The three NACE Principles for Career Services Professionals that address the fair treatment of employers are:

  • Career services professionals will provide comparable services to all employers, regardless of whether the employers contribute services, gifts, or financial support to the educational institution or office and regardless of the level of such support.
  • Career services professionals will establish reasonable and fair guidelines for access to services by employers.
  • Career services professionals will also promote and encourage acceptance of these principles throughout their educational institution, particularly with faculty and staff who work directly with employers, and will respond to reports of noncompliance.

The two Principles for Employment Professionals related to treatment and expectations are:

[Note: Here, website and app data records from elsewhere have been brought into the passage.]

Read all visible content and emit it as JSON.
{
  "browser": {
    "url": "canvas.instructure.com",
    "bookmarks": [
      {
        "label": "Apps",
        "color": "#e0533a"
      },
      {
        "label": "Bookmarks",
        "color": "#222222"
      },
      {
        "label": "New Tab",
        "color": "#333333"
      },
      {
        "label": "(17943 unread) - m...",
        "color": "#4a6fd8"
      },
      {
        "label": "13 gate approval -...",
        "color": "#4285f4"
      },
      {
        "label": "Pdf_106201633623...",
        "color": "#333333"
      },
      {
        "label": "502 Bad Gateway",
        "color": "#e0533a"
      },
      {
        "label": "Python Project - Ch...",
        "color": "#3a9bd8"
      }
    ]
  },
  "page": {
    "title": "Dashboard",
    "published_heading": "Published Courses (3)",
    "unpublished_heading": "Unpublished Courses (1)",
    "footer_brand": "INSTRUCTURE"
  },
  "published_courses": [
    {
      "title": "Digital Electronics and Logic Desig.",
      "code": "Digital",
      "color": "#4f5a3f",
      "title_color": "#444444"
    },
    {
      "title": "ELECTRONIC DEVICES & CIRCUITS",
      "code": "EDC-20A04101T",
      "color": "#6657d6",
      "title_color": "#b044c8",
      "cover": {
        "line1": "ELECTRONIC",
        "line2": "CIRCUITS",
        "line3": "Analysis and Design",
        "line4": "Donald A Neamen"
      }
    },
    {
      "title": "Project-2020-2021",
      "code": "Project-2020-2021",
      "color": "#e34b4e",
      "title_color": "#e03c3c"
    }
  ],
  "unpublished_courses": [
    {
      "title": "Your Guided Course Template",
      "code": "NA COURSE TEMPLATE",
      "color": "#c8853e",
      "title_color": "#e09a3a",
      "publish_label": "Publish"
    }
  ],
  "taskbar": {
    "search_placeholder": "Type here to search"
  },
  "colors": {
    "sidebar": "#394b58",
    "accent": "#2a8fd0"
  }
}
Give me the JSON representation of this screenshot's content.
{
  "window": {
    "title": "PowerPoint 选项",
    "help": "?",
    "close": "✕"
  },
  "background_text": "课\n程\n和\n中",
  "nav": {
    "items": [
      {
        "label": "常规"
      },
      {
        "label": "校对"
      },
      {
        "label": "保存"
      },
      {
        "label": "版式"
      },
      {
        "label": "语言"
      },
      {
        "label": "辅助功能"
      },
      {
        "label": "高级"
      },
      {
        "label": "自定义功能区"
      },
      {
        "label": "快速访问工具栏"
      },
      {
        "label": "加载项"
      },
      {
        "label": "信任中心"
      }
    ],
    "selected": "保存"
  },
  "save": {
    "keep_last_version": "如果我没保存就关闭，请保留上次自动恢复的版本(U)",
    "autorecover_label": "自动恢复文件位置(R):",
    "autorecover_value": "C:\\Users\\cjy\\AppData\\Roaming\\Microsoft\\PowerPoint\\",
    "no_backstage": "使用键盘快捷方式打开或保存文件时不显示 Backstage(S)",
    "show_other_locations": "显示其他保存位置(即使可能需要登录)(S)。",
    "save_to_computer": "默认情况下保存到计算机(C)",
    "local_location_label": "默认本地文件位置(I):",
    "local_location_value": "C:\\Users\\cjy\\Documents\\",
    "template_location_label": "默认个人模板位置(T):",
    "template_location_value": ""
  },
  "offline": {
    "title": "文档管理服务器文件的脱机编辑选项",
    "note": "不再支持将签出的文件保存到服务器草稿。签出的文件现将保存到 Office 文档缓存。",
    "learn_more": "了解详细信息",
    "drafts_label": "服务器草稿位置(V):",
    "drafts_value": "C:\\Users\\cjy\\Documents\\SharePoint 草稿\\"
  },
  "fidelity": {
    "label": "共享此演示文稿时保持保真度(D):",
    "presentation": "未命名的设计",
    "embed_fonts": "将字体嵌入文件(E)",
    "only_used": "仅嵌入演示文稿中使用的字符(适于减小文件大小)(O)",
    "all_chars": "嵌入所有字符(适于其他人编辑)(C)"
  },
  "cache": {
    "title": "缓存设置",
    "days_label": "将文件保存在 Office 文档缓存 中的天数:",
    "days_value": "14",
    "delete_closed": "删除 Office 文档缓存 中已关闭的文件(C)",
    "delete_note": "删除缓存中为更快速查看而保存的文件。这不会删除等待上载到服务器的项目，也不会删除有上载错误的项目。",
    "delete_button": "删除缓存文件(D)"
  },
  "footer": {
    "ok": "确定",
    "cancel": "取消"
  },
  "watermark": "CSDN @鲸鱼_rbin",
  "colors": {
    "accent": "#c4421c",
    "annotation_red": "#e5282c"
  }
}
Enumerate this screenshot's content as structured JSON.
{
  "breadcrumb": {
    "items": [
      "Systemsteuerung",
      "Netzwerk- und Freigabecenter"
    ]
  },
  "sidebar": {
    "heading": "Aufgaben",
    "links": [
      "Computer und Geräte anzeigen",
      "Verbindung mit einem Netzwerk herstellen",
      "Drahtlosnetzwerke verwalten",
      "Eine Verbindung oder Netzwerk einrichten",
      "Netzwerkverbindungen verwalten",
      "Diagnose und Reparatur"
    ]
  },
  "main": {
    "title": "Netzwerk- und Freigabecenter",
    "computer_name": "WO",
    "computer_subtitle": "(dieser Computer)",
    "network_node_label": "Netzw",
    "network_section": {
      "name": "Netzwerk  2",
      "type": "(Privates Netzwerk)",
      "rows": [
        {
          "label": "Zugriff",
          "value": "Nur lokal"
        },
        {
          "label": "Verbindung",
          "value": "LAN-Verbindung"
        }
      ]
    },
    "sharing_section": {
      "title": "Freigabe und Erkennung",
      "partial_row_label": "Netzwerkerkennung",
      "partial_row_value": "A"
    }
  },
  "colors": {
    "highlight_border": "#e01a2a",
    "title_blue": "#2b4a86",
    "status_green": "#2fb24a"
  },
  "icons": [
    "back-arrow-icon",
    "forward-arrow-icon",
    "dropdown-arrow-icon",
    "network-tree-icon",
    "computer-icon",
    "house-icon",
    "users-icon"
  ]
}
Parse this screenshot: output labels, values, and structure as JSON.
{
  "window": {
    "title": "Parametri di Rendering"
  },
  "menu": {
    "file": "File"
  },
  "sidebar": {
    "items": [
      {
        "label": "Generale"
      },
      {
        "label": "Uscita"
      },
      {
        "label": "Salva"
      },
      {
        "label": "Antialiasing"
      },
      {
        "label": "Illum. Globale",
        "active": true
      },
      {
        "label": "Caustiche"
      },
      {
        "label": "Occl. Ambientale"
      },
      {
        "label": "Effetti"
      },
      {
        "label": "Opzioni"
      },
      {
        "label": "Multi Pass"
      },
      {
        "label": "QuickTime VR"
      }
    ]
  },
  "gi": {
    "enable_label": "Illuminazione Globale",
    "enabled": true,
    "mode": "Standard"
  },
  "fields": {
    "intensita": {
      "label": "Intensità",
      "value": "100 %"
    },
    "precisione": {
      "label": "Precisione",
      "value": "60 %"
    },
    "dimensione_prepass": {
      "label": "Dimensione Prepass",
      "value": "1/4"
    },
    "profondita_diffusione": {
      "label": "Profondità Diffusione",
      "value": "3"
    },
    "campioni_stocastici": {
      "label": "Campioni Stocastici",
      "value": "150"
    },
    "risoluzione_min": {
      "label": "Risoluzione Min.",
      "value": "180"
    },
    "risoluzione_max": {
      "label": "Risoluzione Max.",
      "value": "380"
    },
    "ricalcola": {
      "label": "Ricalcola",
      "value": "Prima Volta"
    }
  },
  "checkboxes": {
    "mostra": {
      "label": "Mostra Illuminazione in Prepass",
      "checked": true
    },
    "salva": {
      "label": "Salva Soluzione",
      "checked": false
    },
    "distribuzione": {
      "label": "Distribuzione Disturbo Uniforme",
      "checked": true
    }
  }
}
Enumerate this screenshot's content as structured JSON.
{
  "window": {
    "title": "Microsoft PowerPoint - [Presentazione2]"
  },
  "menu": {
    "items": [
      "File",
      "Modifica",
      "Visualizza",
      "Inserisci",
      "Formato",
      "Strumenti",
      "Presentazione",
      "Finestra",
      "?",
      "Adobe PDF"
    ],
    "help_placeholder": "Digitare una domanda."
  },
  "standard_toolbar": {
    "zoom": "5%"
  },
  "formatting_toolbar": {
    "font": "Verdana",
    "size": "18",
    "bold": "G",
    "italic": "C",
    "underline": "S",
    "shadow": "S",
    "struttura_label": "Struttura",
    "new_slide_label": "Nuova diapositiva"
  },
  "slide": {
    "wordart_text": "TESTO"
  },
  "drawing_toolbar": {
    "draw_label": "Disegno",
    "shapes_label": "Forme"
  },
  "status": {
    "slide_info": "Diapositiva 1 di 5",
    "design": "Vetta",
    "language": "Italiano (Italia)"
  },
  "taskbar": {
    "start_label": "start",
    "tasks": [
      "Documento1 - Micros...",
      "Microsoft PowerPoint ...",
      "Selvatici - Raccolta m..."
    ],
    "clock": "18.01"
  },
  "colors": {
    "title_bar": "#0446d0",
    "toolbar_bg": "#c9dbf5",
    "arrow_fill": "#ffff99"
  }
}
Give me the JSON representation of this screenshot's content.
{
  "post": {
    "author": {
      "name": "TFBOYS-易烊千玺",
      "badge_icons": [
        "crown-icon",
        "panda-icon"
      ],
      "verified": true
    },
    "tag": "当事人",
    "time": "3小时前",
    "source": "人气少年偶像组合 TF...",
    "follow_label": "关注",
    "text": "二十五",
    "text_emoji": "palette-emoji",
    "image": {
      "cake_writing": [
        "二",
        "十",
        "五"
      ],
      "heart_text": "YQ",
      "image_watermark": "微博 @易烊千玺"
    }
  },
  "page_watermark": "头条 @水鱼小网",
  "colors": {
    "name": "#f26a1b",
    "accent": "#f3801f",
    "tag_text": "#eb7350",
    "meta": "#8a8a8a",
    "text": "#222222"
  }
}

  • Neither employment professionals nor their organizations will expect, or seek to extract, special favors or treatment which would influence the recruitment process as a result of the support, or the level of the support, to the educational institution or career services office in the form of contributed services, gifts, or other financial support.
  • When employment professionals conduct recruitment activities through student associations or academic departments, such activities will be conducted in accordance with the policies of the career services office.

To gain a better understanding for the need for fairness, see this NACE case study.  NACE Case Study: When Faculty Refer and Rank Students for Employers.